The hormone glucagon-like peptide-1 (GLP-1) decreases blood glucose and appetite. Greater physical activity (PA) is associated with lower incidence of type 2 diabetes. While acute exercise may increase glucose-induced response of GLP-1, it is unknown how habitual PA affects GLP-1 secretion. We hypothesised that habitual PA associates with greater glucose-induced GLP-1 responses in overweight individuals.

Methods

Cross-sectional analysis of habitual PA levels and GLP-1 concentrations in 1326 individuals (mean (s.d.) age 66 (7) years, BMI 27.1 (4.5) kg/m2) from the ADDITION-PRO cohort. Fasting and oral glucose-stimulated GLP-1 responses were measured using validated radioimmunoassay. PA was measured using 7-day combined accelerometry and heart rate monitoring. From this, energy expenditure (PAEE; kJ/kg/day) and fractions of time spent in activity intensities (h/day) were calculated. Cardiorespiratory fitness (CRF; mL O2/kg/min) was calculated using step tests. Age-, BMI- and insulin sensitivity-adjusted associations between PA and GLP-1, stratified by sex, were evaluated by linear regression analysis.

Results

In 703 men, fasting GLP-1 concentrations were 20% lower (95% CI: −33; −3%, P = 0.02) for every hour of moderate-intensity PA performed.
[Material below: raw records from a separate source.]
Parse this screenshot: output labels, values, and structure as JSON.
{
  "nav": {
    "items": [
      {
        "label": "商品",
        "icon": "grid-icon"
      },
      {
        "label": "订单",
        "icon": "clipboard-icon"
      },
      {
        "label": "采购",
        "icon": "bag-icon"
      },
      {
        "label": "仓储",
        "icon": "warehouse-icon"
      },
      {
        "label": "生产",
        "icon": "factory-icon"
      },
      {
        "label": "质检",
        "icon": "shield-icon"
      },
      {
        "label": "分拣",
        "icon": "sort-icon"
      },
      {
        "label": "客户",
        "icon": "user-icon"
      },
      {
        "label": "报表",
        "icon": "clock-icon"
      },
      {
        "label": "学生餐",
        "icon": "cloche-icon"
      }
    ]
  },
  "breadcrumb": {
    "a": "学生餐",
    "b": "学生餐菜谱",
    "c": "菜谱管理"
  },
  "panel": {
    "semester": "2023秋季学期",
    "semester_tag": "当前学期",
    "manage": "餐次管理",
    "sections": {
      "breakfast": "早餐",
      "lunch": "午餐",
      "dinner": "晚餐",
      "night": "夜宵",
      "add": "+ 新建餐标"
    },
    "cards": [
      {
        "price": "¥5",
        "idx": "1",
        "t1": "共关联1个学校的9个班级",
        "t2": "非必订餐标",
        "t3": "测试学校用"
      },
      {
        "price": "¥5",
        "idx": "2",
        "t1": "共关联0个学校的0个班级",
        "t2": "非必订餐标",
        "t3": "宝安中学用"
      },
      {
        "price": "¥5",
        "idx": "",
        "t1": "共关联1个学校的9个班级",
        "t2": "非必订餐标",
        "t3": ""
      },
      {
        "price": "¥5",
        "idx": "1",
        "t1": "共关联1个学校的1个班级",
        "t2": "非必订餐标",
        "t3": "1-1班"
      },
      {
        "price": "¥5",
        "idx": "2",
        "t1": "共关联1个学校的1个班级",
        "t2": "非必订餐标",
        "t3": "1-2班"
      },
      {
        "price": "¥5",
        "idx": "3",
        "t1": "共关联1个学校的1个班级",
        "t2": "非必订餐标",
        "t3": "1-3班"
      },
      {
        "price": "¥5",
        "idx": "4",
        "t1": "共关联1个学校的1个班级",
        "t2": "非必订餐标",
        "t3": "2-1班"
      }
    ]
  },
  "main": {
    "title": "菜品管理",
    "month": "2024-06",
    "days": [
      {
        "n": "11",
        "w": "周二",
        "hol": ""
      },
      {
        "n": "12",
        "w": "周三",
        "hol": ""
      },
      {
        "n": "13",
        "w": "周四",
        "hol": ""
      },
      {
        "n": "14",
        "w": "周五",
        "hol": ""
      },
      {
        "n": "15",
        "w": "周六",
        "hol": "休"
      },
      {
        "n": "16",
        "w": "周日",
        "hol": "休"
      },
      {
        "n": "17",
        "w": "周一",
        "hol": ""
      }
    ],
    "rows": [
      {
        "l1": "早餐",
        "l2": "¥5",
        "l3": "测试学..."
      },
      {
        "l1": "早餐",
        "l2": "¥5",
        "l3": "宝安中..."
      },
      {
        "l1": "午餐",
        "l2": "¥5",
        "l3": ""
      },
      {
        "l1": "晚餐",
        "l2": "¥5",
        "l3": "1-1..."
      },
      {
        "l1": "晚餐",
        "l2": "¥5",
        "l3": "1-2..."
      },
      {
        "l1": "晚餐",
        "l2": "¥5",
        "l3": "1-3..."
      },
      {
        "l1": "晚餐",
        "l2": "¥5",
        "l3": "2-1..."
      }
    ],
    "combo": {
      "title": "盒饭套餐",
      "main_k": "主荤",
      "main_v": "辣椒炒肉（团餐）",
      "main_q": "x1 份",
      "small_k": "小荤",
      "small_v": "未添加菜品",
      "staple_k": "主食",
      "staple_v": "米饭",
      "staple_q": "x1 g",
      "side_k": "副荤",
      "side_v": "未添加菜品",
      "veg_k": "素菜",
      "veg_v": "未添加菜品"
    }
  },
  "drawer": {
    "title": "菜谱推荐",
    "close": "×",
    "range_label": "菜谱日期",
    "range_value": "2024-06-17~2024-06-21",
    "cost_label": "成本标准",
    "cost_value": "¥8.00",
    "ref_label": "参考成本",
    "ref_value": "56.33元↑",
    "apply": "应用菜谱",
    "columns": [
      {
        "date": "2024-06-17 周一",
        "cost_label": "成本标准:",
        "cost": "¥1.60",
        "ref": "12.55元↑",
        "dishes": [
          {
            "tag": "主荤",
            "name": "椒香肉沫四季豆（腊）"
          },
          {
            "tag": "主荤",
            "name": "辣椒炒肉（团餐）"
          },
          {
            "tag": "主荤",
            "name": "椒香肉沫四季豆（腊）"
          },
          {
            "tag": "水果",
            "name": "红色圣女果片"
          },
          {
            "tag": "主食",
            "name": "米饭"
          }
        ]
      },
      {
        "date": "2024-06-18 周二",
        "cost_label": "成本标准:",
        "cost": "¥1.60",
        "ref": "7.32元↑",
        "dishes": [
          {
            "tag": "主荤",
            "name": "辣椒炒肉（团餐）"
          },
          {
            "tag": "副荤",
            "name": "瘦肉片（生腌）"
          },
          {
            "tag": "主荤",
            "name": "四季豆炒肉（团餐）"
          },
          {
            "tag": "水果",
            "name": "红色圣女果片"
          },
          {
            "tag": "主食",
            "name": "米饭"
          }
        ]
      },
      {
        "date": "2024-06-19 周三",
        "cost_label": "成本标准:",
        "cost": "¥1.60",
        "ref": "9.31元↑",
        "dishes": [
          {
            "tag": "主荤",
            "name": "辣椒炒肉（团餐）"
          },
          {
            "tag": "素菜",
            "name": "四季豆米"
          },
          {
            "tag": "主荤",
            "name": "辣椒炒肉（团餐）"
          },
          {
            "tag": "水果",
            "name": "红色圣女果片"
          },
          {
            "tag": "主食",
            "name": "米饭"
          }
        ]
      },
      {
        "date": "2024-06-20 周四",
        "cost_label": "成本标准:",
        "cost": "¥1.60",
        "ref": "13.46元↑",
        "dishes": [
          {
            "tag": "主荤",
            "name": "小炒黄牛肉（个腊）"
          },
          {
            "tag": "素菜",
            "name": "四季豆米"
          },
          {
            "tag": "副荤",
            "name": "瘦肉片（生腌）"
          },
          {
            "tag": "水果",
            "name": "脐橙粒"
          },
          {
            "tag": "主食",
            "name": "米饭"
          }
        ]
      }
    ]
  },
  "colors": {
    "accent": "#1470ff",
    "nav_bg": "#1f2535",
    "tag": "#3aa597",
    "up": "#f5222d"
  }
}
Higher CRF and PAEE were associated with 1–2% lower fasting GLP-1 (P = 0.01). For every hour of moderate-intensity PA, the glucose-stimulated GLP-1 response was 16% greater at peak 30 min (1; 33%, P rAUC0-30 = 0.04) and 20% greater at full response (3; 40%, P rAUC0-120 = 0.02). No associations were found in women who performed PA 22 min/day vs 32 min/day for men.

Conclusion

Moderate-intensity PA is associated with lower fasting and greater glucose-induced GLP-1 responses in overweight men, possibly contributing to improved glucose and appetite regulation with increased habitual PA.

Open access

Kim K B Clemmensen, Jonas S Quist, Dorte Vistisen, Daniel R Witte, Anna Jonsson, Oluf Pedersen, Torben Hansen, Jens J Holst, Torsten Lauritzen, Marit E Jørgensen, Signe Torekov, and Kristine Færch

Fasting duration has been associated with lower fasting blood glucose levels, but higher 2-h post-load levels, and research has indicated an adverse effect of ‘weekend behavior’ on human metabolism. We investigated associations of fasting duration and weekday of examination with glucose, insulin, glucagon and incretin responses to an oral glucose tolerance test (OGTT). This cross-sectional study is based on data from the ADDITION-PRO study, where 2082 individuals attended a health examination including an OGTT. Linear regression analysis was applied to study the associations of overnight fasting duration and day of the week with glucose, insulin, glucagon, glucose-dependent insulinotropic polypeptide (GIP) and glucagon-like peptide 1 (GLP-1) responses to an OGTT. We found that a 1 h longer fasting duration was associated with 1.7% (95% CI: 0.8,2.5) higher 2-h glucose levels, as well as a 3.0% (95% CI: 1.3,4.7) higher GIP and 2.3% (95% CI: 0.3,4.4) higher GLP-1 response. Fasting insulin levels were 20.6% (95% CI: 11.2,30.7) higher on Mondays compared to the other weekdays, with similar fasting glucose levels (1.7%, 95% CI: 0.0,3.4). In this study, longer overnight fasting duration was associated with a worsening of glucose tolerance and increased incretin response to oral glucose. We found higher fasting insulin levels on Mondays compared to the other days of the week, potentially indicating a worsened glucose regulation after the weekend.